The final layer, Q3, is very scant and thought by Mack to have been written after the Roman-Jewish war from 66-73AD. Passages added at this time include the temptations of Jesus, and a lament for Jerusalem. The remainder consists of stern warnings and threats to keep the law, the first reference to Gehenna (hell fire) occurs at this stage. The severity of the language and the paucity of material compared with the earlier stages is thought to reflect the losses suffered by the community during the war.

Criticism[edit]

Mack's hypothesis presenting Jesus and the earliest Christians within the frame of Greco-Roman cynicism is controversial. While most scholars have recognised finding Jesus within the context of first century Palestinian Judaism, Mack and other proponents go against the majority arguing that Jesus be understood in a Hellenistic context. According to Craig A. Evans "The Cynic hypothesis will in time assuredly be consigned to the dustbin of ill-conceived hypotheses, but it will be useful nonetheless to appeal to it as our point of departure."[2]

Mack follows the lead of Kloppenborg in reconstructing Q in layers, focusing on Q communities. This sort of reconstruction has been criticised by a number of scholars such as Maurice Casey. On Jesus as a Cynic, Casey states that "When all the evidence is taken into account, supposed parallels of this kind show that Jesus was quite different from a Cynic philosopher, not that he was like one." [3]

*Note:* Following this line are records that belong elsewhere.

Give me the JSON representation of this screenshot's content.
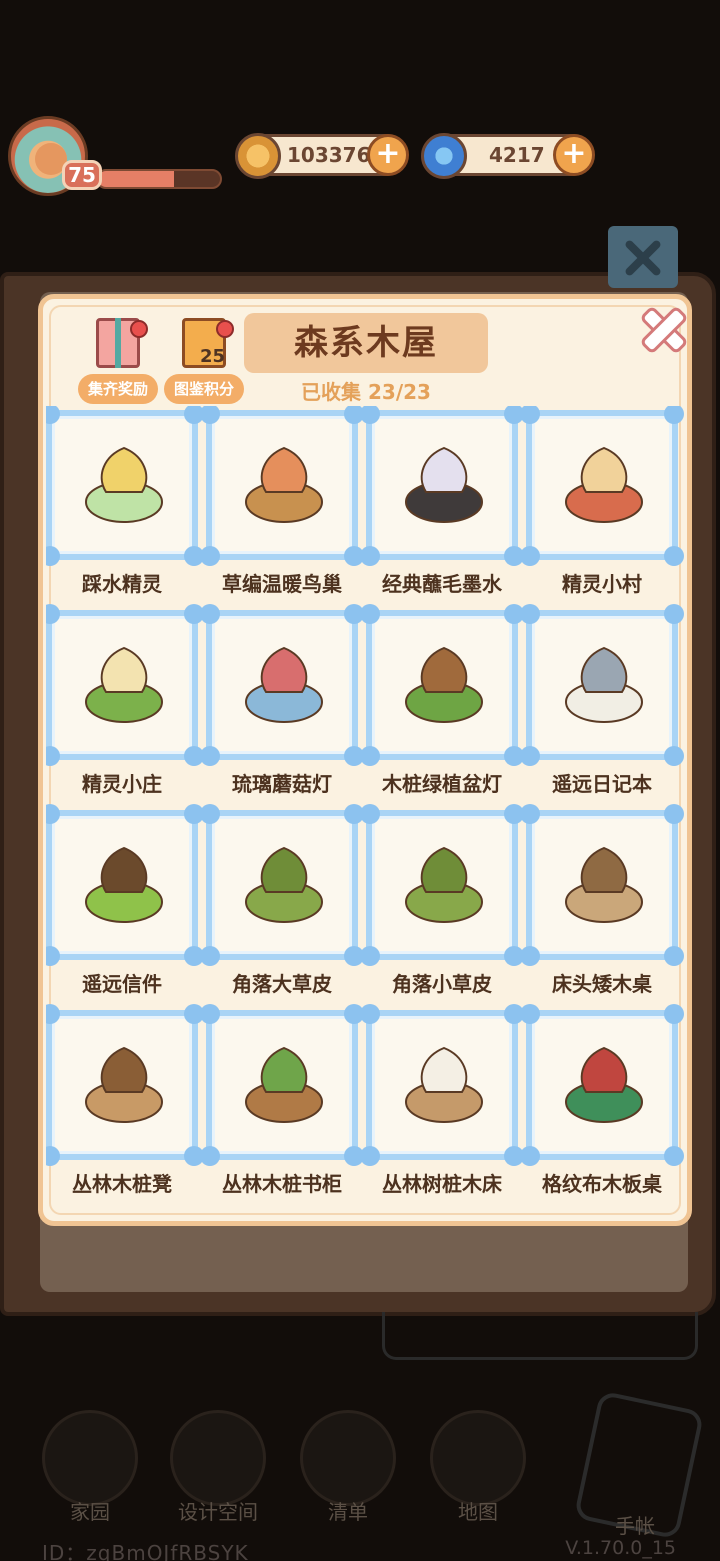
{
  "hud": {
    "level": "75",
    "xp_progress": 0.62,
    "coins": "103376",
    "gems": "4217",
    "add_label": "+"
  },
  "modal": {
    "title": "森系木屋",
    "collected": "已收集 23/23",
    "reward_button": "集齐奖励",
    "points_button": "图鉴积分",
    "points_count": "25"
  },
  "items": [
    {
      "name": "踩水精灵",
      "icon": "fairy-icon"
    },
    {
      "name": "草编温暖鸟巢",
      "icon": "bird-nest-icon"
    },
    {
      "name": "经典蘸毛墨水",
      "icon": "quill-ink-icon"
    },
    {
      "name": "精灵小村",
      "icon": "village-icon"
    },
    {
      "name": "精灵小庄",
      "icon": "cottage-icon"
    },
    {
      "name": "琉璃蘑菇灯",
      "icon": "mushroom-lamp-icon"
    },
    {
      "name": "木桩绿植盆灯",
      "icon": "plant-lamp-icon"
    },
    {
      "name": "遥远日记本",
      "icon": "diary-icon"
    },
    {
      "name": "遥远信件",
      "icon": "letters-icon"
    },
    {
      "name": "角落大草皮",
      "icon": "big-turf-icon"
    },
    {
      "name": "角落小草皮",
      "icon": "small-turf-icon"
    },
    {
      "name": "床头矮木桌",
      "icon": "low-table-icon"
    },
    {
      "name": "丛林木桩凳",
      "icon": "stump-stool-icon"
    },
    {
      "name": "丛林木桩书柜",
      "icon": "stump-shelf-icon"
    },
    {
      "name": "丛林树桩木床",
      "icon": "stump-bed-icon"
    },
    {
      "name": "格纹布木板桌",
      "icon": "plaid-table-icon"
    }
  ],
  "background": {
    "nav": [
      "家园",
      "设计空间",
      "清单",
      "地图",
      "手帐"
    ],
    "id_text": "ID：zqBmOJfRBSYK",
    "version": "V.1.70.0_15"
  },
  "colors": {
    "accent": "#f3ad68",
    "frame": "#a9d4f5",
    "title_plate": "#f1c79b"
  }
}
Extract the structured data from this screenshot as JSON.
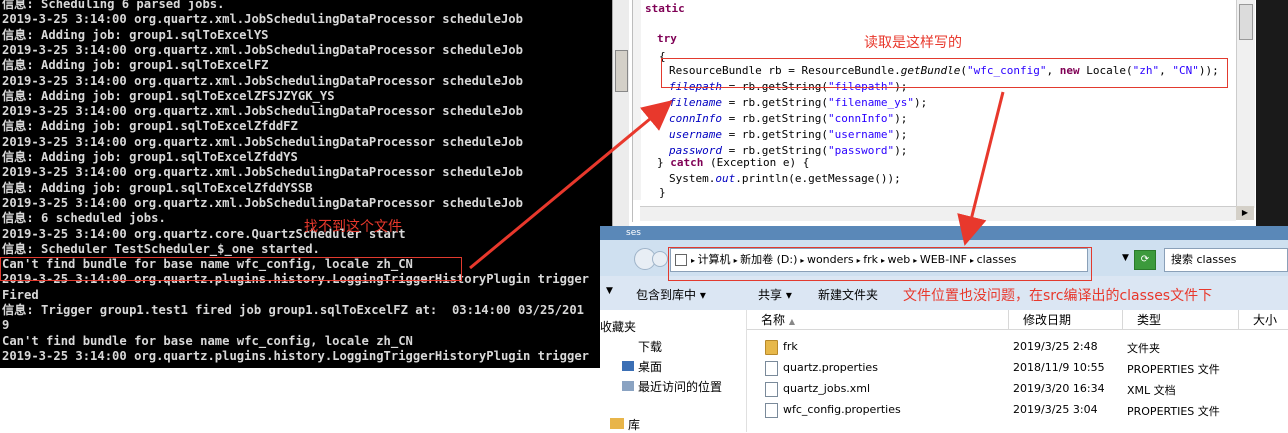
{
  "console": {
    "lines": [
      "信息: Scheduling 6 parsed jobs.",
      "2019-3-25 3:14:00 org.quartz.xml.JobSchedulingDataProcessor scheduleJob",
      "信息: Adding job: group1.sqlToExcelYS",
      "2019-3-25 3:14:00 org.quartz.xml.JobSchedulingDataProcessor scheduleJob",
      "信息: Adding job: group1.sqlToExcelFZ",
      "2019-3-25 3:14:00 org.quartz.xml.JobSchedulingDataProcessor scheduleJob",
      "信息: Adding job: group1.sqlToExcelZFSJZYGK_YS",
      "2019-3-25 3:14:00 org.quartz.xml.JobSchedulingDataProcessor scheduleJob",
      "信息: Adding job: group1.sqlToExcelZfddFZ",
      "2019-3-25 3:14:00 org.quartz.xml.JobSchedulingDataProcessor scheduleJob",
      "信息: Adding job: group1.sqlToExcelZfddYS",
      "2019-3-25 3:14:00 org.quartz.xml.JobSchedulingDataProcessor scheduleJob",
      "信息: Adding job: group1.sqlToExcelZfddYSSB",
      "2019-3-25 3:14:00 org.quartz.xml.JobSchedulingDataProcessor scheduleJob",
      "信息: 6 scheduled jobs.",
      "2019-3-25 3:14:00 org.quartz.core.QuartzScheduler start",
      "信息: Scheduler TestScheduler_$_one started.",
      "Can't find bundle for base name wfc_config, locale zh_CN",
      "2019-3-25 3:14:00 org.quartz.plugins.history.LoggingTriggerHistoryPlugin trigger",
      "Fired",
      "信息: Trigger group1.test1 fired job group1.sqlToExcelFZ at:  03:14:00 03/25/201",
      "9",
      "Can't find bundle for base name wfc_config, locale zh_CN",
      "2019-3-25 3:14:00 org.quartz.plugins.history.LoggingTriggerHistoryPlugin trigger"
    ]
  },
  "editor": {
    "static_kw": "static",
    "try_kw": "try",
    "brace_open": "{",
    "line1": {
      "pre": "ResourceBundle rb = ResourceBundle.",
      "method": "getBundle",
      "arg1": "\"wfc_config\"",
      "mid": ", ",
      "new_kw": "new",
      "post": " Locale(",
      "arg2": "\"zh\"",
      "sep": ", ",
      "arg3": "\"CN\"",
      "end": "));"
    },
    "assigns": [
      {
        "field": "filepath",
        "key": "\"filepath\""
      },
      {
        "field": "filename",
        "key": "\"filename_ys\""
      },
      {
        "field": "connInfo",
        "key": "\"connInfo\""
      },
      {
        "field": "username",
        "key": "\"username\""
      },
      {
        "field": "password",
        "key": "\"password\""
      }
    ],
    "assign_mid": " = rb.getString(",
    "assign_end": ");",
    "catch_pre": "} ",
    "catch_kw": "catch",
    "catch_post": " (Exception e) {",
    "println_pre": "System.",
    "println_out": "out",
    "println_post": ".println(e.getMessage());",
    "brace_close": "}"
  },
  "explorer": {
    "title_fragment": "ses",
    "path": [
      "计算机",
      "新加卷 (D:)",
      "wonders",
      "frk",
      "web",
      "WEB-INF",
      "classes"
    ],
    "search_placeholder": "搜索 classes",
    "toolbar": [
      "包含到库中 ▾",
      "共享 ▾",
      "新建文件夹"
    ],
    "nav": [
      "收藏夹",
      "下载",
      "桌面",
      "最近访问的位置",
      "库"
    ],
    "columns": [
      "名称",
      "修改日期",
      "类型",
      "大小"
    ],
    "files": [
      {
        "name": "frk",
        "date": "2019/3/25 2:48",
        "type": "文件夹",
        "icon": "folder"
      },
      {
        "name": "quartz.properties",
        "date": "2018/11/9 10:55",
        "type": "PROPERTIES 文件",
        "icon": "file"
      },
      {
        "name": "quartz_jobs.xml",
        "date": "2019/3/20 16:34",
        "type": "XML 文档",
        "icon": "file"
      },
      {
        "name": "wfc_config.properties",
        "date": "2019/3/25 3:04",
        "type": "PROPERTIES 文件",
        "icon": "file"
      }
    ]
  },
  "annotations": {
    "not_found": "找不到这个文件",
    "read_like": "读取是这样写的",
    "location_ok": "文件位置也没问题，在src编译出的classes文件下"
  },
  "colors": {
    "annotation": "#e8382c",
    "keyword": "#7f0055",
    "string": "#2a00ff"
  }
}
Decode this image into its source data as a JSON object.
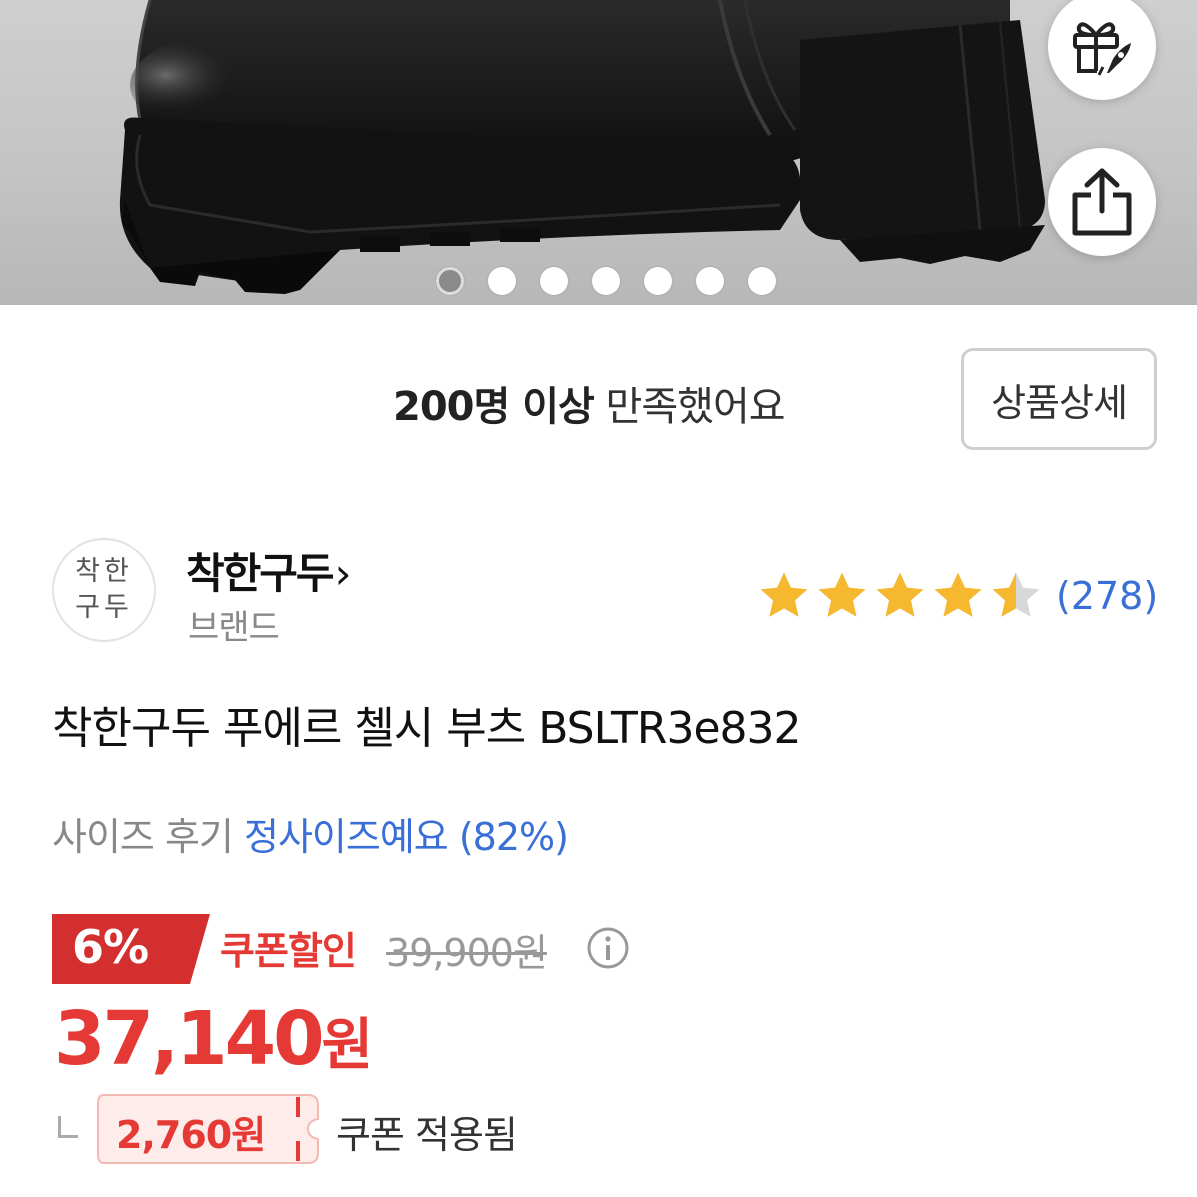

References[edit]

  1. ^ a b Mack, Burton L., The Christian Myth: Origins, Logic, and Legacy, back cover. (Continuum:2001) ISBN 0-8264-1355-2
  2. ^ Craig A. Evans, "The Misplaced Jesus: Interpreting Jesus in a Judaic Context" in The Missing Jesus: Rabbinic Judaism and the New Testament by Bruce Chilton, Craig A. Evans and Jacob Neusner.
  3. ^ Maurice Casey, An Aramaic Approach to Q

Selected bibliography[edit]

  • Wisdom and the Hebrew Epic: Ben Sira's Hymn in Praise of the Fathers (Chicago: University of Chicago Press) (1986)
  • A Myth of Innocence: Mark and Christian Origins Fortress Press (1988)
  • Mack, Burton L. (1993). The Lost Gospel: The Book of Q & Christian Origins (1st ed.). Harper Collins. p. 275. ISBN 978-0-06-065374-3. 
  • Who Wrote the New Testament?: The Making of the Christian Myth HarperSan Francisco 1996. ISBN 0-06-065518-6 The gospels as fictional mythologies created by various communities.
  • Christian Origins and the Language of the Kingdom of God (with Michael L. Humphries)
  • The International Lost Gospel
  • Rhetoric and the New Testament
  • Patterns of Persuasion in the Gospels, Polebridge Press, 1989. ISBN 978-0-944344-08-8
  • The Christian Myth: Origins, Logic, and Legacy, The Continuum International Publishing Group 2001. ISBN 978-0-8264-1355-0

External links[edit]

Notes[edit]